**What is expected:**
Exact copies of all entries are needed. Pictures are to be left out.

[Items from an interface collection]
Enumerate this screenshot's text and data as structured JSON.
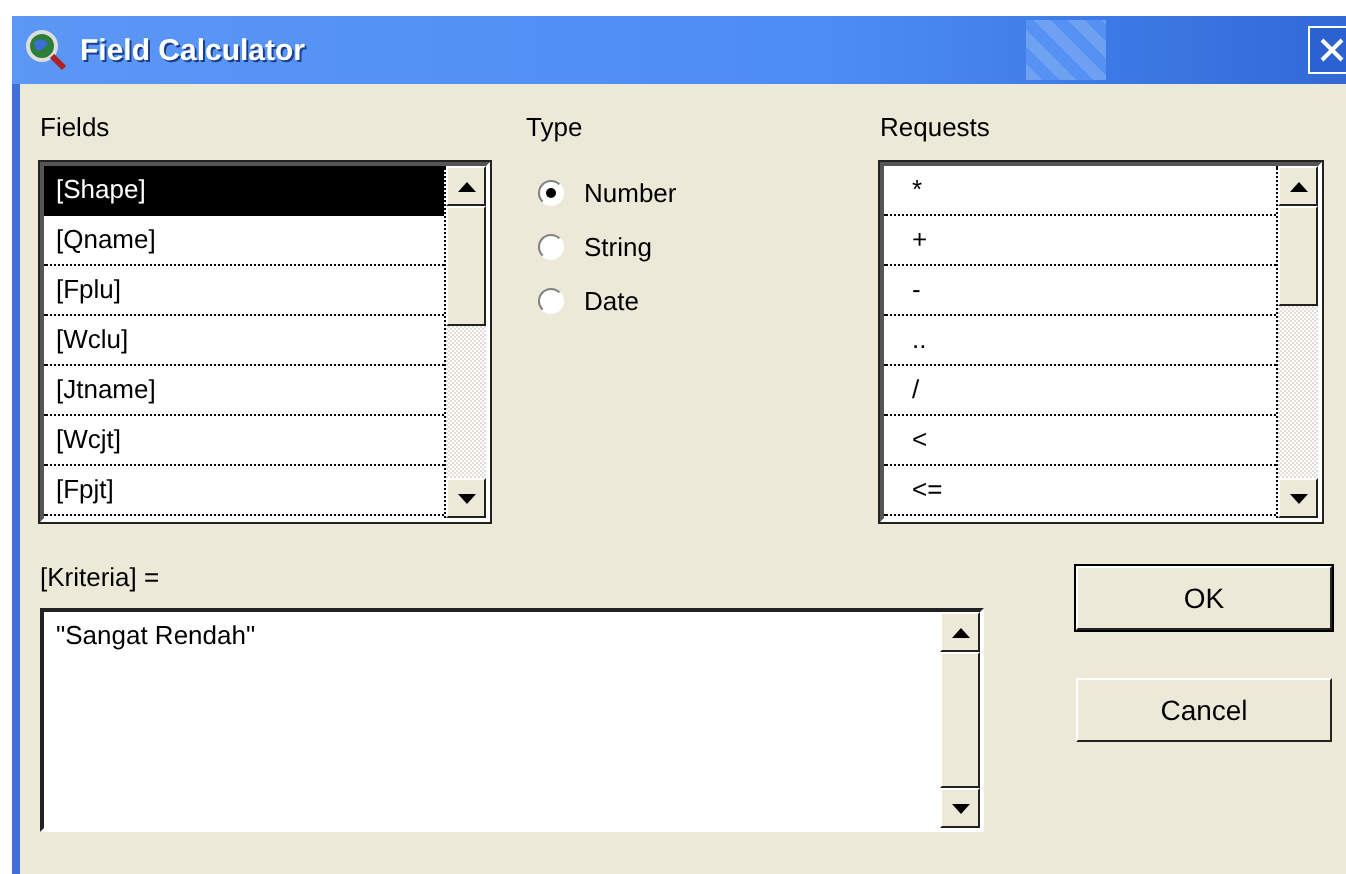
{
  "window": {
    "title": "Field Calculator"
  },
  "fields": {
    "label": "Fields",
    "items": [
      {
        "name": "[Shape]",
        "selected": true
      },
      {
        "name": "[Qname]",
        "selected": false
      },
      {
        "name": "[Fplu]",
        "selected": false
      },
      {
        "name": "[Wclu]",
        "selected": false
      },
      {
        "name": "[Jtname]",
        "selected": false
      },
      {
        "name": "[Wcjt]",
        "selected": false
      },
      {
        "name": "[Fpjt]",
        "selected": false
      }
    ]
  },
  "type": {
    "label": "Type",
    "options": [
      {
        "label": "Number",
        "selected": true
      },
      {
        "label": "String",
        "selected": false
      },
      {
        "label": "Date",
        "selected": false
      }
    ]
  },
  "requests": {
    "label": "Requests",
    "items": [
      {
        "name": "*",
        "selected": false
      },
      {
        "name": "+",
        "selected": false
      },
      {
        "name": "-",
        "selected": false
      },
      {
        "name": "..",
        "selected": false
      },
      {
        "name": "/",
        "selected": false
      },
      {
        "name": "<",
        "selected": false
      },
      {
        "name": "<=",
        "selected": false
      }
    ]
  },
  "expression": {
    "label": "[Kriteria] =",
    "value": "\"Sangat Rendah\""
  },
  "buttons": [
    "OK",
    "Cancel"
  ]
}
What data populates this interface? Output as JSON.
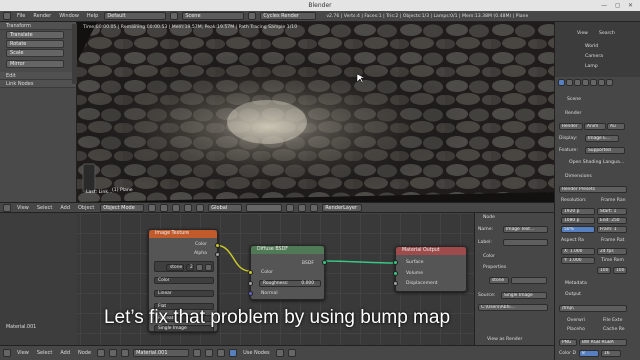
{
  "window": {
    "title": "Blender",
    "controls": "— ◻ ✕"
  },
  "menubar": {
    "items": [
      "File",
      "Render",
      "Window",
      "Help"
    ],
    "layout": "Default",
    "scene": "Scene",
    "engine": "Cycles Render",
    "stats": "v2.76 | Verts:4 | Faces:1 | Tris:2 | Objects:1/3 | Lamps:0/1 | Mem:13.38M (0.48M) | Plane"
  },
  "toolshelf": {
    "transform_header": "Transform",
    "buttons": [
      "Translate",
      "Rotate",
      "Scale",
      "Mirror"
    ],
    "edit_header": "Edit",
    "link_nodes_header": "Link Nodes"
  },
  "viewport": {
    "render_info": "Time:00:00.05 | Remaining:00:00.53 | Mem:19.57M, Peak:19.57M | Path Tracing Sample 1/10",
    "last_op": "Last: Link...",
    "object_label": "(1) Plane"
  },
  "viewport_header": {
    "items": [
      "View",
      "Select",
      "Add",
      "Object"
    ],
    "mode": "Object Mode",
    "orientation": "Global",
    "layer": "RenderLayer"
  },
  "nodes": {
    "image_texture": {
      "title": "Image Texture",
      "out_color": "Color",
      "out_alpha": "Alpha",
      "image": "stone",
      "image_users": "2",
      "color_space": "Color",
      "interpolation": "Linear",
      "projection": "Flat",
      "extension": "Repeat",
      "source": "Single Image"
    },
    "diffuse": {
      "title": "Diffuse BSDF",
      "out_bsdf": "BSDF",
      "in_color": "Color",
      "roughness_label": "Roughness:",
      "roughness_value": "0.000",
      "in_normal": "Normal"
    },
    "material_output": {
      "title": "Material Output",
      "surface": "Surface",
      "volume": "Volume",
      "displacement": "Displacement"
    },
    "material_name": "Material.001"
  },
  "node_props": {
    "node_header": "Node",
    "name_label": "Name:",
    "name_value": "Image Text...",
    "label_label": "Label:",
    "color_header": "Color",
    "properties_header": "Properties",
    "image": "stone",
    "source_label": "Source:",
    "source_value": "Single Image",
    "path": "C:\\Users\\Abhi...",
    "view_as_render": "View as Render"
  },
  "node_header": {
    "items": [
      "View",
      "Select",
      "Add",
      "Node"
    ],
    "material": "Material.001",
    "use_nodes": "Use Nodes"
  },
  "outliner": {
    "items": [
      "World",
      "Camera",
      "Lamp"
    ],
    "view": "View",
    "search": "Search"
  },
  "properties": {
    "scene": "Scene",
    "render_header": "Render",
    "render_btn": "Render",
    "anim_btn": "Anim",
    "audio_btn": "Au",
    "display_label": "Display:",
    "display_value": "Image E...",
    "feature_label": "Feature:",
    "feature_value": "Supported",
    "osl_label": "Open Shading Langua...",
    "dimensions_header": "Dimensions",
    "render_presets": "Render Presets",
    "resolution_label": "Resolution:",
    "res_x": "1920 p",
    "res_y": "1080 p",
    "res_pct": "50%",
    "frame_range_label": "Frame Ran",
    "start": "Start: 1",
    "end": "End: 250",
    "frame_step": "Fram: 1",
    "aspect_label": "Aspect Ra",
    "frame_rate_label": "Frame Rat",
    "aspect_x": "X: 1.000",
    "aspect_y": "Y: 1.000",
    "fps": "24 fps",
    "time_remap_label": "Time Rem",
    "time_old": "100",
    "time_new": "100",
    "metadata_header": "Metadata",
    "output_header": "Output",
    "output_path": "/tmp\\",
    "overwrite": "Overwri",
    "file_ext": "File Exte",
    "placeholders": "Placeho",
    "cache": "Cache Re",
    "format": "PNG",
    "color_mode": "BW RGB RGBA",
    "color_depth_label": "Color D",
    "color_depth": "8",
    "depth_16": "16"
  },
  "subtitle": "Let’s fix that problem by using bump map"
}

**Result:**
Enumerate this screenshot's text and data as structured JSON.
{
  "window": {
    "title": "Field Calculator"
  },
  "fields": {
    "label": "Fields",
    "items": [
      {
        "name": "[Shape]",
        "selected": true
      },
      {
        "name": "[Qname]",
        "selected": false
      },
      {
        "name": "[Fplu]",
        "selected": false
      },
      {
        "name": "[Wclu]",
        "selected": false
      },
      {
        "name": "[Jtname]",
        "selected": false
      },
      {
        "name": "[Wcjt]",
        "selected": false
      },
      {
        "name": "[Fpjt]",
        "selected": false
      }
    ]
  },
  "type": {
    "label": "Type",
    "options": [
      {
        "label": "Number",
        "selected": true
      },
      {
        "label": "String",
        "selected": false
      },
      {
        "label": "Date",
        "selected": false
      }
    ]
  },
  "requests": {
    "label": "Requests",
    "items": [
      {
        "name": "*",
        "selected": false
      },
      {
        "name": "+",
        "selected": false
      },
      {
        "name": "-",
        "selected": false
      },
      {
        "name": "..",
        "selected": false
      },
      {
        "name": "/",
        "selected": false
      },
      {
        "name": "<",
        "selected": false
      },
      {
        "name": "<=",
        "selected": false
      }
    ]
  },
  "expression": {
    "label": "[Kriteria] =",
    "value": "\"Sangat Rendah\""
  },
  "buttons": [
    "OK",
    "Cancel"
  ]
}
What data populates this interface? Output as JSON.
{
  "window": {
    "title": "Blender",
    "controls": "— ◻ ✕"
  },
  "menubar": {
    "items": [
      "File",
      "Render",
      "Window",
      "Help"
    ],
    "layout": "Default",
    "scene": "Scene",
    "engine": "Cycles Render",
    "stats": "v2.76 | Verts:4 | Faces:1 | Tris:2 | Objects:1/3 | Lamps:0/1 | Mem:13.38M (0.48M) | Plane"
  },
  "toolshelf": {
    "transform_header": "Transform",
    "buttons": [
      "Translate",
      "Rotate",
      "Scale",
      "Mirror"
    ],
    "edit_header": "Edit",
    "link_nodes_header": "Link Nodes"
  },
  "viewport": {
    "render_info": "Time:00:00.05 | Remaining:00:00.53 | Mem:19.57M, Peak:19.57M | Path Tracing Sample 1/10",
    "last_op": "Last: Link...",
    "object_label": "(1) Plane"
  },
  "viewport_header": {
    "items": [
      "View",
      "Select",
      "Add",
      "Object"
    ],
    "mode": "Object Mode",
    "orientation": "Global",
    "layer": "RenderLayer"
  },
  "nodes": {
    "image_texture": {
      "title": "Image Texture",
      "out_color": "Color",
      "out_alpha": "Alpha",
      "image": "stone",
      "image_users": "2",
      "color_space": "Color",
      "interpolation": "Linear",
      "projection": "Flat",
      "extension": "Repeat",
      "source": "Single Image"
    },
    "diffuse": {
      "title": "Diffuse BSDF",
      "out_bsdf": "BSDF",
      "in_color": "Color",
      "roughness_label": "Roughness:",
      "roughness_value": "0.000",
      "in_normal": "Normal"
    },
    "material_output": {
      "title": "Material Output",
      "surface": "Surface",
      "volume": "Volume",
      "displacement": "Displacement"
    },
    "material_name": "Material.001"
  },
  "node_props": {
    "node_header": "Node",
    "name_label": "Name:",
    "name_value": "Image Text...",
    "label_label": "Label:",
    "color_header": "Color",
    "properties_header": "Properties",
    "image": "stone",
    "source_label": "Source:",
    "source_value": "Single Image",
    "path": "C:\\Users\\Abhi...",
    "view_as_render": "View as Render"
  },
  "node_header": {
    "items": [
      "View",
      "Select",
      "Add",
      "Node"
    ],
    "material": "Material.001",
    "use_nodes": "Use Nodes"
  },
  "outliner": {
    "items": [
      "World",
      "Camera",
      "Lamp"
    ],
    "view": "View",
    "search": "Search"
  },
  "properties": {
    "scene": "Scene",
    "render_header": "Render",
    "render_btn": "Render",
    "anim_btn": "Anim",
    "audio_btn": "Au",
    "display_label": "Display:",
    "display_value": "Image E...",
    "feature_label": "Feature:",
    "feature_value": "Supported",
    "osl_label": "Open Shading Langua...",
    "dimensions_header": "Dimensions",
    "render_presets": "Render Presets",
    "resolution_label": "Resolution:",
    "res_x": "1920 p",
    "res_y": "1080 p",
    "res_pct": "50%",
    "frame_range_label": "Frame Ran",
    "start": "Start: 1",
    "end": "End: 250",
    "frame_step": "Fram: 1",
    "aspect_label": "Aspect Ra",
    "frame_rate_label": "Frame Rat",
    "aspect_x": "X: 1.000",
    "aspect_y": "Y: 1.000",
    "fps": "24 fps",
    "time_remap_label": "Time Rem",
    "time_old": "100",
    "time_new": "100",
    "metadata_header": "Metadata",
    "output_header": "Output",
    "output_path": "/tmp\\",
    "overwrite": "Overwri",
    "file_ext": "File Exte",
    "placeholders": "Placeho",
    "cache": "Cache Re",
    "format": "PNG",
    "color_mode": "BW RGB RGBA",
    "color_depth_label": "Color D",
    "color_depth": "8",
    "depth_16": "16"
  },
  "subtitle": "Let’s fix that problem by using bump map"
}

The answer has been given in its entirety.